» **Task to complete**
The answer must consist solely of the line that contains "What's the underlying" and all subsequent lines of the data, each reproduced exactly.

START Entries provided

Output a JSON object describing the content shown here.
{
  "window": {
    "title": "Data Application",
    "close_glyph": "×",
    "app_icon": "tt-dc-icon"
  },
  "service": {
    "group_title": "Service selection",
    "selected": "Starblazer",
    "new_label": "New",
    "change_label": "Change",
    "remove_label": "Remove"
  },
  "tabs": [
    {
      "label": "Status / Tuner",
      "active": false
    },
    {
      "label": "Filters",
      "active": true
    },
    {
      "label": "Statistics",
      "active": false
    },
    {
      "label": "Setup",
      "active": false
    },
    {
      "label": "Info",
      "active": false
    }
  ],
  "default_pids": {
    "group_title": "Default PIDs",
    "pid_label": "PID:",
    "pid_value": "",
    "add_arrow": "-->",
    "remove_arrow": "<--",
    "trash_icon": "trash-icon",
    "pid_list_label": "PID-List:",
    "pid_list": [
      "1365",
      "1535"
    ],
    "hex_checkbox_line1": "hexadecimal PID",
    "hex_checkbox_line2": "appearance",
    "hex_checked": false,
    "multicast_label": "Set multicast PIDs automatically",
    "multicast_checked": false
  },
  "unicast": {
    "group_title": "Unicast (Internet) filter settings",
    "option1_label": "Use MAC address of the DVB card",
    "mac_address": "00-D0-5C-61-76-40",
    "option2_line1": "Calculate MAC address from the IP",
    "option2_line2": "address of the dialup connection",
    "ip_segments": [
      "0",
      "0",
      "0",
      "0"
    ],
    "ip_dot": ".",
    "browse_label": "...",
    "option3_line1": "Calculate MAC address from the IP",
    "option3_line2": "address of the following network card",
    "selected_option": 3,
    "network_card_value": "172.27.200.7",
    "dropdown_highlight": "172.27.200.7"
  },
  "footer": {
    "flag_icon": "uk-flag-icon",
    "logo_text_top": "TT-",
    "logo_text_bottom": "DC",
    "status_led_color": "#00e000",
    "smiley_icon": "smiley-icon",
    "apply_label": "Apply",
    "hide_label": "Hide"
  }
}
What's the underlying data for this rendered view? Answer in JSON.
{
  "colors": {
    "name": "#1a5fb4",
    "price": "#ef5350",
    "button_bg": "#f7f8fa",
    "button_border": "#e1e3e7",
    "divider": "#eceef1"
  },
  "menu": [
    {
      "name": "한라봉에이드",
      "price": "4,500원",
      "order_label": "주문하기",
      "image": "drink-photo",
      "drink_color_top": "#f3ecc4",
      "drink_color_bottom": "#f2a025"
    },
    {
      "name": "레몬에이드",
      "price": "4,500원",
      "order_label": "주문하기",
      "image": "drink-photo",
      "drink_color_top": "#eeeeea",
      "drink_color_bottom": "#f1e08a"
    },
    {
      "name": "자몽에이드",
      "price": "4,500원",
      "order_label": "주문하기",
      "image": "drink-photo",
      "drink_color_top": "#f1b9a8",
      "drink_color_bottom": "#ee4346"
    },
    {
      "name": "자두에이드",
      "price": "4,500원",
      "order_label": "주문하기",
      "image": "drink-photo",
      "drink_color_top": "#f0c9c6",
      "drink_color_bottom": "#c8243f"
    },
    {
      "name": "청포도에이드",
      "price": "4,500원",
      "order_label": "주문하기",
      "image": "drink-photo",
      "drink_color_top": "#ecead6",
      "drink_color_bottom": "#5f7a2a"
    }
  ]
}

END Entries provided

» **Answer to this problem**
What's the underlying data for this rendered view? Answer in JSON.
{
  "colors": {
    "name": "#1a5fb4",
    "price": "#ef5350",
    "button_bg": "#f7f8fa",
    "button_border": "#e1e3e7",
    "divider": "#eceef1"
  },
  "menu": [
    {
      "name": "한라봉에이드",
      "price": "4,500원",
      "order_label": "주문하기",
      "image": "drink-photo",
      "drink_color_top": "#f3ecc4",
      "drink_color_bottom": "#f2a025"
    },
    {
      "name": "레몬에이드",
      "price": "4,500원",
      "order_label": "주문하기",
      "image": "drink-photo",
      "drink_color_top": "#eeeeea",
      "drink_color_bottom": "#f1e08a"
    },
    {
      "name": "자몽에이드",
      "price": "4,500원",
      "order_label": "주문하기",
      "image": "drink-photo",
      "drink_color_top": "#f1b9a8",
      "drink_color_bottom": "#ee4346"
    },
    {
      "name": "자두에이드",
      "price": "4,500원",
      "order_label": "주문하기",
      "image": "drink-photo",
      "drink_color_top": "#f0c9c6",
      "drink_color_bottom": "#c8243f"
    },
    {
      "name": "청포도에이드",
      "price": "4,500원",
      "order_label": "주문하기",
      "image": "drink-photo",
      "drink_color_top": "#ecead6",
      "drink_color_bottom": "#5f7a2a"
    }
  ]
}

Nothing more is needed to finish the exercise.